STOCKBRIDGE — A new show at the Norman Rockwell Museum celebrates the pulp magazine work of Gloria Stoll Karn, but that show might not exist if it weren't for a kindly Brooklyn janitor with an eye for art and a connection that allowed him to do something about it.
As contemporary of Rockwell, Karn illustrated magazines as well, but for a completely different market than Rockwell. Karn, now in her 90s, worked from 1941 to 1949 as both an inside illustrator and cover artist for several magazines published by Popular Publications, one of the largest publishers of pulp magazines to exist. It was a male-dominated profession, but Karn was a prolific contributor to not only romance magazines aimed at women, but men-focused crime publications as well.
Her show at the Rockwell Museum, "Pulp Romance," which opens this weekend and runs through June 10, brings together over 50 of these works.
Karn had just graduated from the High School of Music and Art in New York City, but with no college plans had gone to work at the New York Life Insurance Company while she shared an apartment with her mother.
"I ended up filing cards there, which of course was very boring and not very lucrative," she said in a phone interview.
One night Karn put all her high school artwork in a pile and dumped it on top of the old newspapers in the building's incinerator room to be burned with the garbage. The next morning there was a knock on the door. It was the building's janitor.
"There was an artist on the sixth floor who was using the janitor as a model for these pulp covers that he was doing. The janitor contacted me and said that he had taken all my stuff out of the incinerator room and showed them to the artist and this artist thought I had talent and would like to meet me. I got up there so fast. I was very excited about meeting a real artist."
That artist was Rafael Desoto, legendary for his pulp magazine work. He introduced Karn to Popular Publications and arranged for her to illustrate a story. Excited, she quit her job at the insurance company.
"I waited to hear from them and nothing seemed to be happening. A few weeks went by and I thought, 'oh, boy, big mistake, I lost my job and here I am.'"
Other work did follow, though, and Karn found herself working on black-and-white illustrations for romance stories. At some point, she decided to do a color cover and bring it to the editor, who, after a brief consultation with the art director, hired Karn for that work as well.
Karn did the covers for magazines with titles like "Thrilling Love," "Romance Westerns" and "All-Story Love," but most of her cover work was for Rangeland Romances. Most of her covers featured couples, often with a cowboy theme, in love. But not always.
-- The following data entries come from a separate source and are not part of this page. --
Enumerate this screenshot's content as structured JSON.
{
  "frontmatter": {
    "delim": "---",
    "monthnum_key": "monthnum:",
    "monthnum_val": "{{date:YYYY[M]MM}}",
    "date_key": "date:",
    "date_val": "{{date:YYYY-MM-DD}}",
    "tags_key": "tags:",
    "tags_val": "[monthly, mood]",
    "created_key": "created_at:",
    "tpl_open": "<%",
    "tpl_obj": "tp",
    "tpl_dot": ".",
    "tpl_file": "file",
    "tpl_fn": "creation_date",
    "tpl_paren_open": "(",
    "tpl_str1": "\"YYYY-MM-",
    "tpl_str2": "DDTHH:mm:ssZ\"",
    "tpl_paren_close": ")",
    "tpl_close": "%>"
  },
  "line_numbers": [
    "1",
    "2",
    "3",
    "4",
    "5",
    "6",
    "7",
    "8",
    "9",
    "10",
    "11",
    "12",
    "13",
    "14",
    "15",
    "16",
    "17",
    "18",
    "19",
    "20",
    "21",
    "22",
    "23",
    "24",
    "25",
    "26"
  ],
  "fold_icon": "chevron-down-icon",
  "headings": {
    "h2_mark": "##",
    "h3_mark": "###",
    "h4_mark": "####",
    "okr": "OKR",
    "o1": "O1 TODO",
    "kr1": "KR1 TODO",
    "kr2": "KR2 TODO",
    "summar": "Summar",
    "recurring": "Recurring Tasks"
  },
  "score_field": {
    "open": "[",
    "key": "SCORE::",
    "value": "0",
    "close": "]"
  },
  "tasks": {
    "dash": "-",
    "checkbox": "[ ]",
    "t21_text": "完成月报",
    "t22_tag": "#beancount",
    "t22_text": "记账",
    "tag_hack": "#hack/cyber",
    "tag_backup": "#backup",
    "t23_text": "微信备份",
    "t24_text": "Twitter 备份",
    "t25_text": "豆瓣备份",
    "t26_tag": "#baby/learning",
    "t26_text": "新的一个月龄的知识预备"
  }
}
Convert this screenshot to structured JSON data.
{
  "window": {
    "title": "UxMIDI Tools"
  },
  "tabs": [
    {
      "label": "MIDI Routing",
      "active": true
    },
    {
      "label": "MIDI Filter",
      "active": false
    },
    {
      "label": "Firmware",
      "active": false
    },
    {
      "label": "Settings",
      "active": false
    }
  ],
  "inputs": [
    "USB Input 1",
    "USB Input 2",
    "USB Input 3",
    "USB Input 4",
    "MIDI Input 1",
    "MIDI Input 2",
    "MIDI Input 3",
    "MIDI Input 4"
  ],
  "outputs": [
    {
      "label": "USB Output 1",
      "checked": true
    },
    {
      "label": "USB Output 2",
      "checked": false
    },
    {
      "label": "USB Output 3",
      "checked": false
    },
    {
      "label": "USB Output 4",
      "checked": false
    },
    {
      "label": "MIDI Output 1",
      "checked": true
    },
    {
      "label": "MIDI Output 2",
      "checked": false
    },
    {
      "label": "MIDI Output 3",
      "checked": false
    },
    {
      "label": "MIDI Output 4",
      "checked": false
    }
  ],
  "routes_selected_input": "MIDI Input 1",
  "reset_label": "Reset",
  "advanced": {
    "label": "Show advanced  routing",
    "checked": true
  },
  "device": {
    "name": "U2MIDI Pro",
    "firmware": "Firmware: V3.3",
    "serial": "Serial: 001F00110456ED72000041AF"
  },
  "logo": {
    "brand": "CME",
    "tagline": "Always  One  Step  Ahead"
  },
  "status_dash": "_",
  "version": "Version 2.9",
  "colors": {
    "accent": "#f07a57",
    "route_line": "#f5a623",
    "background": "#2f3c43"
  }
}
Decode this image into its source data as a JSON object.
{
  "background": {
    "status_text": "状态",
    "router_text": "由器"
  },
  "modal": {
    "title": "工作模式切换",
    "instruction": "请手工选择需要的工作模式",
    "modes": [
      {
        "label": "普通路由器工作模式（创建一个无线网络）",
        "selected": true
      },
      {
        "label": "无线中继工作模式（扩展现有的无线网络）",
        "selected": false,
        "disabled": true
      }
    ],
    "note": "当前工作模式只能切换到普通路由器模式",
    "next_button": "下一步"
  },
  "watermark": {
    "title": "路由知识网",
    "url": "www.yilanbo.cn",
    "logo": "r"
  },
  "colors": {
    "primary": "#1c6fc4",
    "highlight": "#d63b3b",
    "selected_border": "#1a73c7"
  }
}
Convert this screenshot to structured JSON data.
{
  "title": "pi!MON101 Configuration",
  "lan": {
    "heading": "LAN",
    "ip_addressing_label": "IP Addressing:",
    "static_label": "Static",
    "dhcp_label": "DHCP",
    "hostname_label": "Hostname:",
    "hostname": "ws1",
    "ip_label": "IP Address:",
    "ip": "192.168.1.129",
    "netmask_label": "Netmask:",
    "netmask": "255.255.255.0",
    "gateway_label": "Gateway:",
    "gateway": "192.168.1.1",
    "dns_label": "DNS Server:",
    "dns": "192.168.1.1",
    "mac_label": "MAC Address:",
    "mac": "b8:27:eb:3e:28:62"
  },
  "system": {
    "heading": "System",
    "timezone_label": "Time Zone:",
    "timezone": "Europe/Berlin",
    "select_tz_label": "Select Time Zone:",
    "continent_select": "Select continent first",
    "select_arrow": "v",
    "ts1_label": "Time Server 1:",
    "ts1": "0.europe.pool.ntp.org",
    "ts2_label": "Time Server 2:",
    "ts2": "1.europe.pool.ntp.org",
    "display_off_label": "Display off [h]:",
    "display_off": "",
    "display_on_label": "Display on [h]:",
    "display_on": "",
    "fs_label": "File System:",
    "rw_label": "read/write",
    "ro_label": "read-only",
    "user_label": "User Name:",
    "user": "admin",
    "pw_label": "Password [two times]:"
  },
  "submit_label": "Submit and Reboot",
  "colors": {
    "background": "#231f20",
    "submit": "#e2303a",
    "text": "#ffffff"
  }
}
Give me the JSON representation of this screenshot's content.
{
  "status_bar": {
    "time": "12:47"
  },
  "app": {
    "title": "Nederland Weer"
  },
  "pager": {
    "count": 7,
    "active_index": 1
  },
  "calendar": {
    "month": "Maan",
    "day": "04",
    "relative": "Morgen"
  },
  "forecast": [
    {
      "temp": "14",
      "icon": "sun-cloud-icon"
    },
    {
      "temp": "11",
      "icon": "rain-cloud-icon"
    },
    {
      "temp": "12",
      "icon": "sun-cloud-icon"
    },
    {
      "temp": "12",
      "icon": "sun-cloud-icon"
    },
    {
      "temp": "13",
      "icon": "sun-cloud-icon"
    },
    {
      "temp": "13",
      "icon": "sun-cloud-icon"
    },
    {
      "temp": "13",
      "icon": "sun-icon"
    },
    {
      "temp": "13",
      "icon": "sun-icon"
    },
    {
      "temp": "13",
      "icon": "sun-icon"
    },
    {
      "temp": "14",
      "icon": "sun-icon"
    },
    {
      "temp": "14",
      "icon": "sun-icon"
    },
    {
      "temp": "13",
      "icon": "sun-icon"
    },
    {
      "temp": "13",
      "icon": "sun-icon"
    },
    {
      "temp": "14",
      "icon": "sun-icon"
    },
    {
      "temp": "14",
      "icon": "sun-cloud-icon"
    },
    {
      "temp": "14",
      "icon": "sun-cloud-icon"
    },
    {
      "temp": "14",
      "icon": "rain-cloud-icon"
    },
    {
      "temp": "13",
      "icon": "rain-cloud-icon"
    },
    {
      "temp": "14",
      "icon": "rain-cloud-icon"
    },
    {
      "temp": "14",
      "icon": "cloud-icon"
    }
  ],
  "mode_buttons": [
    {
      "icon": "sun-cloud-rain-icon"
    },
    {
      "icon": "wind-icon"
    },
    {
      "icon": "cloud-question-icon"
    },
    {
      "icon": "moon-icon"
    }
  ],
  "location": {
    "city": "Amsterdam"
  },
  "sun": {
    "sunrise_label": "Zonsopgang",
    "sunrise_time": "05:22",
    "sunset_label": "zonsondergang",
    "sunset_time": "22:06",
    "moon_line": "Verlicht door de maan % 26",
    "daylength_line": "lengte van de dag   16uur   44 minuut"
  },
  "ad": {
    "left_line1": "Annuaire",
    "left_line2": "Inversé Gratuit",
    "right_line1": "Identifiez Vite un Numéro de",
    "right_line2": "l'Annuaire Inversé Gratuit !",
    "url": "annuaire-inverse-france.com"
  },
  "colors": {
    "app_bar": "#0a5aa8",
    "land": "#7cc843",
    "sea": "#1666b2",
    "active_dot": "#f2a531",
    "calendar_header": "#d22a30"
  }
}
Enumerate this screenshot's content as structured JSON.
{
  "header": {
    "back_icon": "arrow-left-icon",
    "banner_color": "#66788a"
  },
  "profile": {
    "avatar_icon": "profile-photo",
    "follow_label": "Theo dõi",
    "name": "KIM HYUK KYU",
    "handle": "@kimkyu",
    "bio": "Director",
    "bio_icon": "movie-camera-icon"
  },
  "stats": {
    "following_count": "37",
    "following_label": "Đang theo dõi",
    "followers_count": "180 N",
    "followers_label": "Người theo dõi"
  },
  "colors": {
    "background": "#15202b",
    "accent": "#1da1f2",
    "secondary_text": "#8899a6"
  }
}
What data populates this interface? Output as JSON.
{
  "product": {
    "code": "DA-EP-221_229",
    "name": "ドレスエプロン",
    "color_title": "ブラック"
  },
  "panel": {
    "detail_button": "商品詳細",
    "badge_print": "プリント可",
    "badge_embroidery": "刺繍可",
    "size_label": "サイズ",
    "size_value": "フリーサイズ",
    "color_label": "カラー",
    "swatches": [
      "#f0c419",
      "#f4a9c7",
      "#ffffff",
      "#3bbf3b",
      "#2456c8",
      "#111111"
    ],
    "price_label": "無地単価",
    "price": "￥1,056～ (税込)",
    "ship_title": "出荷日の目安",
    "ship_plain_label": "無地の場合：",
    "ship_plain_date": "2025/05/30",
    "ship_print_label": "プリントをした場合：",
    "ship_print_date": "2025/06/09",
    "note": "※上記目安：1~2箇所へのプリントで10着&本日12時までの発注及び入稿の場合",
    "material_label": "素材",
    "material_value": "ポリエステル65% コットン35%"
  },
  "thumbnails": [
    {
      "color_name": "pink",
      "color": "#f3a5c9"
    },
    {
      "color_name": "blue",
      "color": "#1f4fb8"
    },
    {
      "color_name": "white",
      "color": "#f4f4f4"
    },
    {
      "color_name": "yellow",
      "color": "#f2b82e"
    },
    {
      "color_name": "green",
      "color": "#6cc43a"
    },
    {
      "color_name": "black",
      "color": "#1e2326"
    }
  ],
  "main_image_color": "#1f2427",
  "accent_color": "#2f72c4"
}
"Sometimes, it would be a single pretty girl. Always a pretty girl," she said.
She eventually decided she wanted to do work with completely different subject matter and found herself contributing much darker work to magazines like "Detective Tales," "Dime Mystery" and "Black Mask." Pretty girls appeared on these covers as well, but usually with someone macabre threatening them, like a snake or a ghost or skeletal hands.
"I began to realize that I had a shadow side, because it was the artist's responsibility to come up with all those ideas," she said. "I used to wonder how I would come up with some of those gruesome ideas."
Karn says that the movies were a big influence on her covers, for both the romance and the detective titles.
Karn started out working in Desoto's studio, but at some point set-up in her own space in Brooklyn Heights. It was a solitary profession, Karn says, but she had to physically lug her work on the subway to give it to the publisher, and there she might run into other artists like Clinton Spooner, also known for his romance work, and Ernest Chiriacka, later renowned for making the leap to fine art with his impressionist style renderings of the American landscape.
Karn's pulp career ended in 1949, but she didn't stop making art. She had married the previous year and moved to Pittsburgh with her husband. She attempted to continue to do work for the pulps, but shipping the art was troublesome.
During her professional time in New York, she had taken regular classes at the Art Students League, learning etching and lithography, which she has continued to pursue, along with oils and watercolors. Her early life as a commercial illustrator allowed her the freedom to prepare for her fine arts life later.
"I was freelancing, so my time was my own. I could work into the wee hours of the night if I wanted to. I didn't have to get up early. That was nice."